for
"PROPER
(1) Subset
(left) to
Set
(right)"

D
A
means Set
"D"
is a
PROPER
Subset
of Set
"A":
(1)
Every
element
(without
exception)
contained in
Set
"D"
is also present
in Set
"A".
And .
. .
(2)
Set
"D"
CANNOT be
equal to
Set
"A".
(Set
"D"
must have a
smaller number
of elements
than Set
"A")
The math symbol
is
equivalent
to and
is
interchangeable
with
(notice
the equal
sign at
the bottom
edge of
the symbol
is crossed
out,
indicating
the subset
cannot be
equal to
the set).
Both
symbols
mean
exactly
the same
thing: a
"Proper"
Subset.
In contrast,
the subset math
symbol
represents
any
subset,
but not
necessarily
a Proper
Subset.
Item (2),
above,
does not
apply when
the
symbol is
used. If
this
symbol is
used, it
indicates

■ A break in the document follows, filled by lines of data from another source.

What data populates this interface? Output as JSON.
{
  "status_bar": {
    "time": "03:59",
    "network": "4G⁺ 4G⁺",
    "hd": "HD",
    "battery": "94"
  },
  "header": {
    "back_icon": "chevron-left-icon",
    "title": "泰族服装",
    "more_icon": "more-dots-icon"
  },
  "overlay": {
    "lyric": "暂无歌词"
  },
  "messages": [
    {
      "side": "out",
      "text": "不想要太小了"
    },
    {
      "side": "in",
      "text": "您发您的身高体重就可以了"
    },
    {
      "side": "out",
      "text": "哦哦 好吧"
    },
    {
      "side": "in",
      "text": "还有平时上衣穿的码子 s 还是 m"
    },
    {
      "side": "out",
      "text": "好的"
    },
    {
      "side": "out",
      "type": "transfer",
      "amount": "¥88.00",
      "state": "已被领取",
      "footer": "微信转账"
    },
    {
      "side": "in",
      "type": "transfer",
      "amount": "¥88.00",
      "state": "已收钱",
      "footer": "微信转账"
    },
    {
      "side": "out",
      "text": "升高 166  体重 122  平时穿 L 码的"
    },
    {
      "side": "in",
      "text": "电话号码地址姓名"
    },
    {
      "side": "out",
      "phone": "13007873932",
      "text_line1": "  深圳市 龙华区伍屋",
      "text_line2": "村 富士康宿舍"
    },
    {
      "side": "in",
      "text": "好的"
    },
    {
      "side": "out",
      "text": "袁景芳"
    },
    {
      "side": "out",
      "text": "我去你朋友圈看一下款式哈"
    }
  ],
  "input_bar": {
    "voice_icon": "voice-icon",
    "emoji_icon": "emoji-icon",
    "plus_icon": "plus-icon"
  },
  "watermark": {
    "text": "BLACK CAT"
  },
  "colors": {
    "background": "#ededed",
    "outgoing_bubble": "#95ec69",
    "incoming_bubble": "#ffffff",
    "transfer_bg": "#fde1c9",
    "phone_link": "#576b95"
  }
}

that the
subset
(labeled
"D"
in the
example
shown
above) and
the set
(labeled
"A"
in the
example
shown
above)
can
be
equal.
Example 1:
, Set
A:
A
=
{
a
,
b,
c
,
d}
Set
D:
D
=
{
a
,
c
}
. . . Both
Set
"D"
and Set
"A"
contain
the
following
elements:
a, c
. . .
All
of the
elements
in Set
"D"
are also
elements
of Set
"A".
. . . Set
"D"
and Set
"A"
are not
equal. Set
"A"
contains
more
elements
than Set
"D".
. . . Set
D
is a
"Proper
Subset"
of Set
A
D
A
Example 2:
, Set
B:
B
=
{1,
3,
9,
11
}
Set
E:
E
=
{
9,
11
}
. . . Both
Set
"E"
and Set
"B"
contain
the
following
elements:
9, 11
. . .
All
of the
elements
in Set
"E"
are also
elements
of Set
"B".
. . . Set
"E"
and Set
"B"
are not
equal. Set
"B"
contains
more
elements
than Set
"E".
. . . Set
E
is a
"Proper
Subset"
of Set
B
E
B
Example 3:
, Set
C:
C
=
{
cat
bird,
dog,
horse,
rabbit
}
Set
F:
F
=
{
rabbit,
cat
}
. . . Both
Set
"F"
and Set
"C"
contain
the
following
elements:
rabbit,
cat
. . .
All
of the
elements
in Set
"F"
are also
elements
of Set
"C".
. . . Set
"F"
and Set
"C"
are not
equal. Set
"C"
contains
more
elements
than Set
"F".
. . . Set
F
is a
"Proper
Subset"
of Set
C
F
C
Note:
the
elements
within
a
SET/SUBSET
can
be
listed
in
any
order.